American car-sharing giant Turo has announced plans to launch its service in Australia before the end of the year, shaking up the traditional rental car market.
The company, which is the world’s largest car-sharing platform, will begin recruiting Australian ‘hosts’ willing to rent their cars on Wednesday, before launching the service to drivers within weeks.
Turo Australia managing director Tim Rossanis said the company would pitch itself as a way for Aussies to make extra cash during an economic squeeze, with top hosts earning an average of more than $19,000 a year for renting their car.
But the US newcomer will go head-to-head with Australian firm Car Next Door, which will soon be rebranded as Uber Carshare, setting up a competitive battle for drivers during the Christmas travel season.
Mr Rossanis said the goal of the new peer-to-peer car-sharing platform was to “put the world’s 1.5 billion cars to better use”.
In the United States, Turo had also allowed thousands of car owners to “earn a secondary income”.
“We believe it to be quite a compelling opportunity for people to start a business with an asset that’s sitting in their driveway, potentially idle 95 per cent of the time, depreciating, costing upwards of $5000 a year in maintenance and on-road costs,” he said.
“Let’s flip that model and turn it into a revenue-generator.”
Like some of its car-sharing competitors, Turo will allow users to rent vehicles from ‘hosts’ in an app, with prices in the US starting at $US25 a day.
Both drivers and car owners will be offered insurance packages through the platform, though Australian costs have yet to be revealed.
Only vehicles less than 10 years old and costing less than $200,000 will be accepted on the Turo platform, and Australia will be the fifth country in which it operates after the US, Canada, United Kingdom and France.
Turo is expected to launch in Australia after established rival Car Next Door rebrands as Uber Carshare in preparation for a North American expansion in 2023.

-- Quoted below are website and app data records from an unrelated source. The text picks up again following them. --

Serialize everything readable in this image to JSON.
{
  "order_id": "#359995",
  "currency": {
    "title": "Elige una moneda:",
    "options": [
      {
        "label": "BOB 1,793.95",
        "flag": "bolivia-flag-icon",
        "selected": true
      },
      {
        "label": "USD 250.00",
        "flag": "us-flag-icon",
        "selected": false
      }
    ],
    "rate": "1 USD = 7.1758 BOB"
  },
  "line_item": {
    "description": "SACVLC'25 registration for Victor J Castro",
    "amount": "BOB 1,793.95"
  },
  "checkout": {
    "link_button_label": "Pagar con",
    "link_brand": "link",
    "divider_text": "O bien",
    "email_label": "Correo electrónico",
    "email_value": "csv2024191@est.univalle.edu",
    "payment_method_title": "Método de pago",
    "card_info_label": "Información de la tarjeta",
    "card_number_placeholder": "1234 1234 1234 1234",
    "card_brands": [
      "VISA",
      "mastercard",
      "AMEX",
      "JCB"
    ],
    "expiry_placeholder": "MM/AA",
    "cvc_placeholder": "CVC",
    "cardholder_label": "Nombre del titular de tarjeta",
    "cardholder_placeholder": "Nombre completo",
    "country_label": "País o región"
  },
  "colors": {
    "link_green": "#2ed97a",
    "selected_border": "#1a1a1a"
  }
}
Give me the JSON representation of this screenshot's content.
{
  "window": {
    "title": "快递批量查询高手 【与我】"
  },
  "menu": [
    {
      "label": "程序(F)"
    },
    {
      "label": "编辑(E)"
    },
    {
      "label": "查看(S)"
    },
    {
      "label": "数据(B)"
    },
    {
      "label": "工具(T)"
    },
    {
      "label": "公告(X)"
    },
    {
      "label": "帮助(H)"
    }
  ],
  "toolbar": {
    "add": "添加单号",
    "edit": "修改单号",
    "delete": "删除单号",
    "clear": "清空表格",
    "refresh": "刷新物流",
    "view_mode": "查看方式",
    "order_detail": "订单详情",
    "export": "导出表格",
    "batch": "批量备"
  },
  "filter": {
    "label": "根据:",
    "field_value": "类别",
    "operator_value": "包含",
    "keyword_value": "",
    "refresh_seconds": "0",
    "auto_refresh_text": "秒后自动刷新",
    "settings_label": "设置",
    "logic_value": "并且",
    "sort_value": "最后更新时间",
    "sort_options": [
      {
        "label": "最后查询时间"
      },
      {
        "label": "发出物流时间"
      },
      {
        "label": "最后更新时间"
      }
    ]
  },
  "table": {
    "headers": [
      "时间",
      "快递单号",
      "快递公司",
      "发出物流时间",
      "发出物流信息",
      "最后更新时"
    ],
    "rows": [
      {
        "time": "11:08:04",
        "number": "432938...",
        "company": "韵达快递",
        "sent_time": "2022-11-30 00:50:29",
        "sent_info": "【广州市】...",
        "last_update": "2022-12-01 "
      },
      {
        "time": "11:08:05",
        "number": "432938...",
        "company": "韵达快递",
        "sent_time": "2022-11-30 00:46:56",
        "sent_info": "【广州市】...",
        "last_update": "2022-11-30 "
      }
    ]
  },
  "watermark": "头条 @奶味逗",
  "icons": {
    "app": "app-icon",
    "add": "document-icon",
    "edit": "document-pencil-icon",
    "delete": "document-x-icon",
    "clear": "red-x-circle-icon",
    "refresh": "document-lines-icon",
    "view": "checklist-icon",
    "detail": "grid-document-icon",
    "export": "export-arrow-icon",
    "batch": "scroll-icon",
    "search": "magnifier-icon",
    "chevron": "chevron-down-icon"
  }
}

Other competitors include GoGet and Flexicar, which offer fleets that can be rented by the hour.
A 2021 study by the Committee for Sydney found every vehicle offered as part of a car-sharing platform removed the equivalent of 10 privately owned cars from a neighbourhood.
Mr Rossanis said Turo would also focus on boosting the number of electric vehicles available for hire in Australia after its launch.
“We punch above our weight when it comes to EVs in other markets and we’d love to see Australia contribute on that front to an even larger degree,” he said.
“Compared to the proportion of EVs circulating generally, we see Turo has four times that on our platform. It’s something that we really do want to encourage.”
Potential ‘hosts’ can sign up to the company’s waitlist from Wednesday at turo.com/australia.
(Australian Associated Press)